Retirement Distributions and the CARES Act

Tax rules prevent you from stashing away your pre-tax retirement money indefinitely to avoid paying taxes. Some of the rules about pre-tax retirement accounts have changed multiple times, making it a real challenge to keep up. Age and distribution rule changes for annual Required Minimum Distributions (RMDs) from traditional Individual Retirement Account (IRA) and other pre-tax retirement plan distributions are particularly head-spinning.

An RMD is just what it sounds like – a required distribution that is calculated and paid annually based on the taxpayer’s age and pre-tax retirement plan balances. The RMD amount is included in taxable income. The good news – there are online tables to help to calculate the RMD amount that must be taken every year. The bad news – a 50% penalty is assessed by the IRS if the minimum RMD is not taken by the deadline (e.g., April 1, 2020, for tax year 2019). Quite a strong incentive to follow the RMD rules.

Back in December 2019, the Setting Every Community Up for Retirement Enhancement Act (aka “SECURE Act”) was signed into law. The SECURE Act changed several important aspects of distributions from traditional (pre-tax) IRAs, 401(k) plans, 403(b) plans, and other pre-tax retirement plans. For example, the age when RMDs must start increased from 70½ to 72. See my December 11, 2019, blog post http://www.searlebzllc.com/2019/12/ for details about SECURE Act changes.

Well, because of COVID-19, portions of the December 2019, the law related to RMDs didn’t stand for long. On June 23, 2020, the IRS announced that, per the Coronavirus Aid, Relief, and Economic Security Act, known as the CARES Act, the RMD is waived for 2020. Taxpayers over 72 who had already taken her or his RMD for 2020 from a pre-tax retirement account has until August 31, 2020, to roll the funds back into the account. Ordinarily, RMD rollbacks need to be done within 60 days of the distribution.

The IRS is also giving taxpayers a couple of other breaks by not counting the RMD repayment toward the rule that prohibits more than one rollover per 12-month period and the restriction on rollovers for inherited IRAs. Nice breaks but more to track. 

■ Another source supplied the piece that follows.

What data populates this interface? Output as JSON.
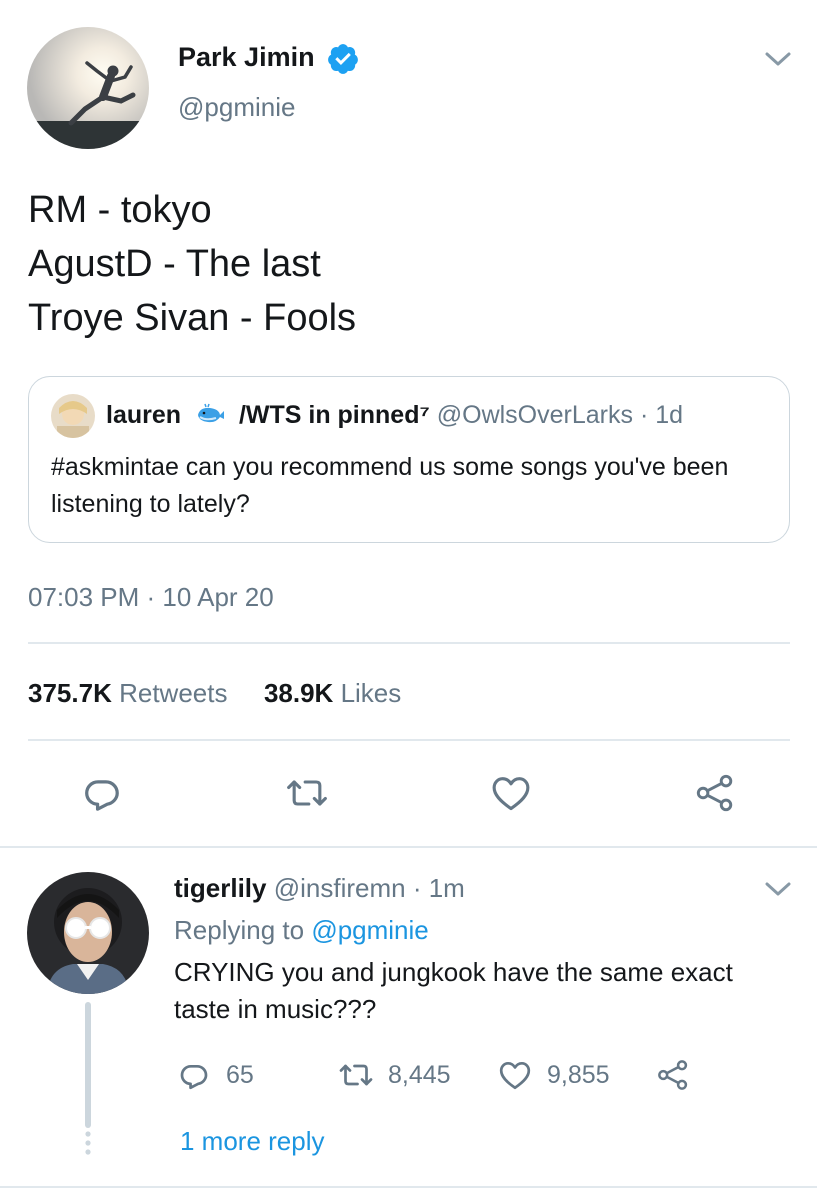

Some of the rules about pre-tax retirement accounts have changed multiple times, like RMDs from pre-tax retirement plans that changed twice in less than a year! Keeping up can be hard. Sure, you can hire a tax professional to help you out, but you don’t have to. The best place for all the latest tax information is free and always available – www.irs.gov!

New Rules for IRAs

A few weeks ago, I blogged about the IRS rules for Required Minimum Distributions (RMDs) from traditional IRAs, 401(k) plans and other pre-tax retirement plans. Well, throw that one out. On December 20, 2019, the Setting Every Community Up for Retirement Enhancement Act (aka “Secure Act”) was signed into law. The Secure Act changed several important aspects of IRA distributions and contributions.

One thing hasn’t changed. The new tax law still doesn’t allow untaxed retirement money to remain untaxed indefinitely. RMDs, inherited IRAs and other distribution rules are intended to make sure that Uncle Sam gets his share of taxpayers’ pre-tax retirement savings. The Secure Act changes the timing of when Uncle Sam gets his share.

Here are three major changes from the Secure Act that should you know, even if you aren’t close to retirement age:

  • Required Minimum Distribution (RMD) Age Increase

Under prior tax law, RMDs had to begin no later than April 1 following the year in which a person turned age 70½. For taxpayers who were not already age 70½ by December 31, 2019, the age to start taking RMDs is extended to 72. Distributions don’t have to be postponed to 72; it’s just an option. What’s better – waiting or not – depends on individual circumstances.

  • Contribution Age Restrictions Repealed 

Before the Secure Act, workers over age 70½ were not eligible to make contributions to an IRA. That contribution age limit has been eliminated. Yea! Slight damper on that celebration, though – the same rules about who can and cannot deduct a traditional IRA contribution apply, regardless of age. 

  • Inherited IRA “Stretch Distributions” Eliminated for Non-Spouses

Traditional IRAs that are inherited by someone other than the owner’s spouse can no longer be distributed over the life of the beneficiary. Distributions now must be taken within a ten-year period after inheritance. This new rule eliminates the options for non-spouse beneficiaries to use inherited traditional IRAs as part of his or her own retirement planning.

Tax rules are always changing. The December 2019 Secure Act changed several rules about taking distributions from traditional IRAs, 401(k) plans and other pre-tax retirement plans. Sure¸ taxpayers still can’t allow untaxed retirement money to remain untaxed indefinitely. Conversely, the repeal of the age limit on IRA contributions and other changes could positively impact how retirement distributions are taxed.

Need help figuring out the new rules? Get detailed tax advice that fits your situation from a qualified tax professional. You can find one near you at https://www.irs.gov/tax-professionals/choosing-a-tax-professional.